■ **What you need to do**
Exclude the pictures from your copy, and reproduce each entry below verbatim.

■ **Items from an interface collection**
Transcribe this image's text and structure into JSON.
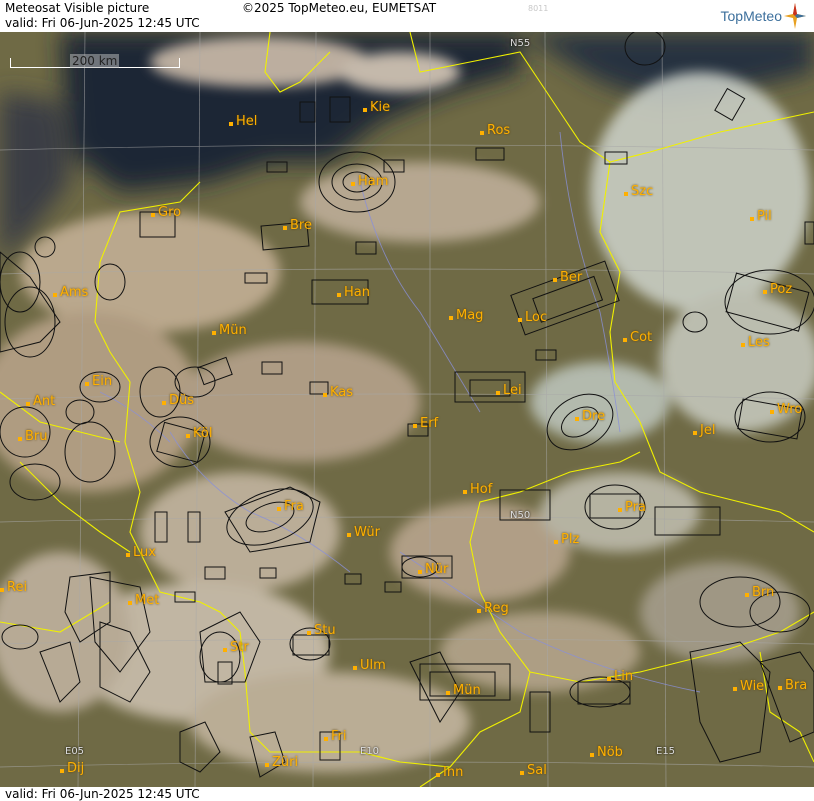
{
  "header": {
    "title": "Meteosat Visible picture",
    "valid": "valid:  Fri  06-Jun-2025  12:45 UTC",
    "copyright": "©2025 TopMeteo.eu, EUMETSAT",
    "frame_id": "8011",
    "logo_text": "TopMeteo"
  },
  "footer": {
    "valid": "valid:  Fri  06-Jun-2025  12:45 UTC"
  },
  "scale_label": "200 km",
  "grid_labels": [
    "N55",
    "N50",
    "E05",
    "E10",
    "E15"
  ],
  "cities": [
    "Hel",
    "Kie",
    "Ros",
    "Ham",
    "Szc",
    "Gro",
    "Bre",
    "Pil",
    "Ams",
    "Han",
    "Ber",
    "Poz",
    "Mün",
    "Mag",
    "Loc",
    "Cot",
    "Les",
    "Ein",
    "Kas",
    "Lei",
    "Ant",
    "Düs",
    "Bru",
    "Köl",
    "Erf",
    "Dre",
    "Wro",
    "Jel",
    "Hof",
    "Pra",
    "Fra",
    "Wür",
    "Plz",
    "Lux",
    "Nür",
    "Rei",
    "Met",
    "Brn",
    "Reg",
    "Stu",
    "Str",
    "Ulm",
    "Mün",
    "Lin",
    "Wie",
    "Bra",
    "Fri",
    "Züri",
    "Inn",
    "Sal",
    "Nöb",
    "Dij"
  ],
  "colors": {
    "sea": "#1a2433",
    "land": "#6f6a45",
    "border": "#f0f000",
    "river": "#8a90d8",
    "city": "#ffb000"
  }
}
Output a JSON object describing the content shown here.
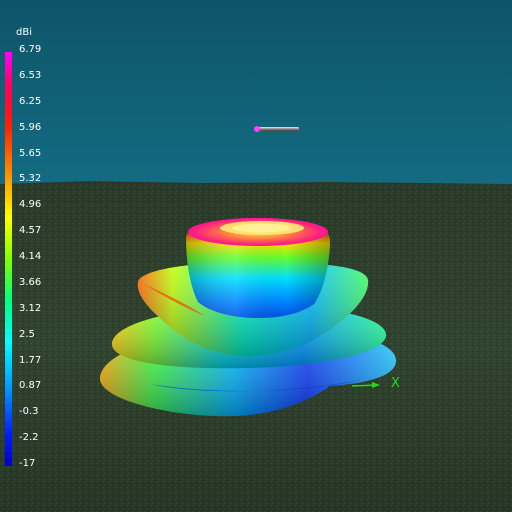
{
  "legend": {
    "unit": "dBi",
    "ticks": [
      "6.79",
      "6.53",
      "6.25",
      "5.96",
      "5.65",
      "5.32",
      "4.96",
      "4.57",
      "4.14",
      "3.66",
      "3.12",
      "2.5",
      "1.77",
      "0.87",
      "-0.3",
      "-2.2",
      "-17"
    ]
  },
  "axis": {
    "x_label": "X"
  },
  "colors": {
    "sky": "#0f5a70",
    "ground": "#2f4030",
    "axis_x": "#18e018",
    "antenna_feed": "#ff40ff"
  }
}
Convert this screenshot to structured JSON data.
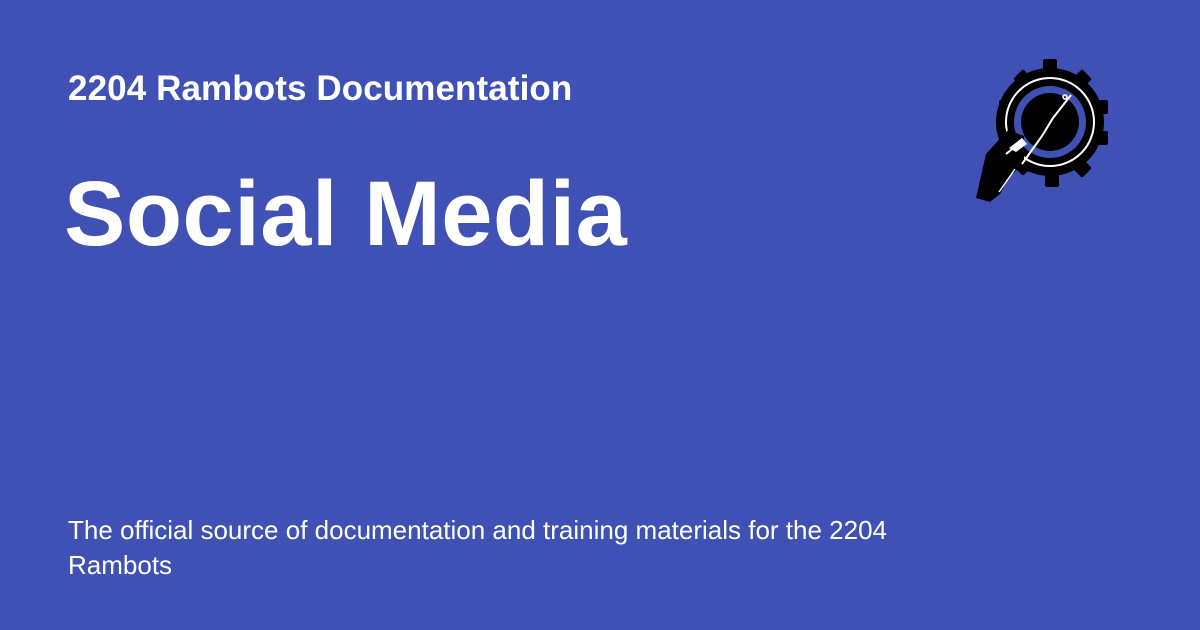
{
  "site": {
    "name": "2204 Rambots Documentation"
  },
  "page": {
    "title": "Social Media",
    "description": "The official source of documentation and training materials for the 2204 Rambots"
  },
  "colors": {
    "background": "#3f51b5",
    "text": "#ffffff",
    "logo_primary": "#000000",
    "logo_accent": "#3f51b5"
  },
  "logo": {
    "icon": "gear-wrench-logo-icon"
  }
}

■ **Problem solution**
Transcribe this image's text and structure into JSON.
{
  "header": {
    "title": "Meteosat Visible picture",
    "valid": "valid:  Fri  06-Jun-2025  12:45 UTC",
    "copyright": "©2025 TopMeteo.eu, EUMETSAT",
    "frame_id": "8011",
    "logo_text": "TopMeteo"
  },
  "footer": {
    "valid": "valid:  Fri  06-Jun-2025  12:45 UTC"
  },
  "scale_label": "200 km",
  "grid_labels": [
    "N55",
    "N50",
    "E05",
    "E10",
    "E15"
  ],
  "cities": [
    "Hel",
    "Kie",
    "Ros",
    "Ham",
    "Szc",
    "Gro",
    "Bre",
    "Pil",
    "Ams",
    "Han",
    "Ber",
    "Poz",
    "Mün",
    "Mag",
    "Loc",
    "Cot",
    "Les",
    "Ein",
    "Kas",
    "Lei",
    "Ant",
    "Düs",
    "Bru",
    "Köl",
    "Erf",
    "Dre",
    "Wro",
    "Jel",
    "Hof",
    "Pra",
    "Fra",
    "Wür",
    "Plz",
    "Lux",
    "Nür",
    "Rei",
    "Met",
    "Brn",
    "Reg",
    "Stu",
    "Str",
    "Ulm",
    "Mün",
    "Lin",
    "Wie",
    "Bra",
    "Fri",
    "Züri",
    "Inn",
    "Sal",
    "Nöb",
    "Dij"
  ],
  "colors": {
    "sea": "#1a2433",
    "land": "#6f6a45",
    "border": "#f0f000",
    "river": "#8a90d8",
    "city": "#ffb000"
  }
}
Output a JSON object describing the content shown here.
{
  "legend": {
    "unit": "dBi",
    "ticks": [
      "6.79",
      "6.53",
      "6.25",
      "5.96",
      "5.65",
      "5.32",
      "4.96",
      "4.57",
      "4.14",
      "3.66",
      "3.12",
      "2.5",
      "1.77",
      "0.87",
      "-0.3",
      "-2.2",
      "-17"
    ]
  },
  "axis": {
    "x_label": "X"
  },
  "colors": {
    "sky": "#0f5a70",
    "ground": "#2f4030",
    "axis_x": "#18e018",
    "antenna_feed": "#ff40ff"
  }
}
Convert this screenshot to structured JSON data.
{
  "site": {
    "name": "2204 Rambots Documentation"
  },
  "page": {
    "title": "Social Media",
    "description": "The official source of documentation and training materials for the 2204 Rambots"
  },
  "colors": {
    "background": "#3f51b5",
    "text": "#ffffff",
    "logo_primary": "#000000",
    "logo_accent": "#3f51b5"
  },
  "logo": {
    "icon": "gear-wrench-logo-icon"
  }
}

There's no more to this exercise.